  • boron-nitride;
  • graphene;
  • palladium;
  • size-selected clusters;
  • stability

Abstract

Sintering is one of the major routes for the deactivation of surface-supported catalytic particles in heterogeneous catalysis. The two mechanisms that are responsible for such coarsening phenomena are Ostwald ripening, in which larger clusters tend to grow at the expense of smaller ones, and Smoluchowski ripening, in which entire clusters diffuse and coalesce. The sintering properties of cluster-assembled materials can be influenced by tuning the interactions between the particle and the substrate. To explore the fundamental factors that control cluster-ripening mechanisms, we deposited truly monodisperse Pd clusters onto three different model catalysts: bare Rh(1 1 1), graphene-Moiré films that were grown on Rh(1 1 1) and Ru(0 0 0 1), and a hexagonal boron-nitride film that was grown on Rh(1 1 1). The evolution of particle size and density was tracked by high-resolution scanning tunneling microscopy. The principal microscopic mechanisms that govern the ripening processes on each of these three substrates have been determined from thorough analyses of the cluster heights and size distributions. The ripening mechanisms were related to the distinct cluster-adsorption and atom-detachment energies that were obtained from first-principle calculations. These results elucidate the ripening processes and underlie the formulation of a strategy for optimizing cluster stability against ripening, where both, the binding of the clusters to the surface and that of the individual atoms, must be controlled.
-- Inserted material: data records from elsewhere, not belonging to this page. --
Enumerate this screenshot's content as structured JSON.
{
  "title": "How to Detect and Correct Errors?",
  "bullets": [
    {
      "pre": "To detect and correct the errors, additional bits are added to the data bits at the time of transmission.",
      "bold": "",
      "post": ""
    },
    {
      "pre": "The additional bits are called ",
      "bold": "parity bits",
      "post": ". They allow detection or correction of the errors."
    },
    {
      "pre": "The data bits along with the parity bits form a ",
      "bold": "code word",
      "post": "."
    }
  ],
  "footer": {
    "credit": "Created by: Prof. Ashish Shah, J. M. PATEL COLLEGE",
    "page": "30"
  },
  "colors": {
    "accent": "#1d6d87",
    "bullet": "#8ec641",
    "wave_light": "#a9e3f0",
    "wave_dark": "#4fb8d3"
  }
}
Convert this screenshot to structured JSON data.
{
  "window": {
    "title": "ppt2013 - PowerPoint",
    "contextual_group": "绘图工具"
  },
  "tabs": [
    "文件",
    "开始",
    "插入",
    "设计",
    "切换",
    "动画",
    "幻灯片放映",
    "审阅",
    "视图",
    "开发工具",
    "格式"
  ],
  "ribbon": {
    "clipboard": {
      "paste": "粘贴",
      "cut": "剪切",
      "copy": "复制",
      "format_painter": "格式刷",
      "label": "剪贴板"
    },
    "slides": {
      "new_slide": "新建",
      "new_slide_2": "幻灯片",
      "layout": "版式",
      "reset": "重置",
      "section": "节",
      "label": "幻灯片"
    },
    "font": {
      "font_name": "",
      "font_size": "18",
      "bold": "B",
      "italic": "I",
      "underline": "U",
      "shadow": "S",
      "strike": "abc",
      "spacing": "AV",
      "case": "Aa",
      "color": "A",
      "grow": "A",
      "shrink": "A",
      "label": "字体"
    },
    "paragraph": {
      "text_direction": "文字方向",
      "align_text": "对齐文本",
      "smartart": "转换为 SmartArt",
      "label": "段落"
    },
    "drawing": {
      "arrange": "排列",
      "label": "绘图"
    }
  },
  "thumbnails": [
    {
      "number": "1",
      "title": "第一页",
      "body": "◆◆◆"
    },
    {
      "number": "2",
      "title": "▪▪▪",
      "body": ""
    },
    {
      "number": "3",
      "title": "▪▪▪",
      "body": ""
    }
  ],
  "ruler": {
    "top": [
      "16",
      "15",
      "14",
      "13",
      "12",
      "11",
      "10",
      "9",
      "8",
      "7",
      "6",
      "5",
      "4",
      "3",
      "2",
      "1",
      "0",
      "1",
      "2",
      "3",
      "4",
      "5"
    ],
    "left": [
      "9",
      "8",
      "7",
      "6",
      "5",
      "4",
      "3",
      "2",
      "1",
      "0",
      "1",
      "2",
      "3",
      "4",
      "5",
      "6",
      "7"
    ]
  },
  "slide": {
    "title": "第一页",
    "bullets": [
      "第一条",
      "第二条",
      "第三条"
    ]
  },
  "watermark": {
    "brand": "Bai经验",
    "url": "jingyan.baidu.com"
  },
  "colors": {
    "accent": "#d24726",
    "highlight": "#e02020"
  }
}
Such tuning of the interactions may be achieved through the judicious selection of surfaces with laterally modulated wettability.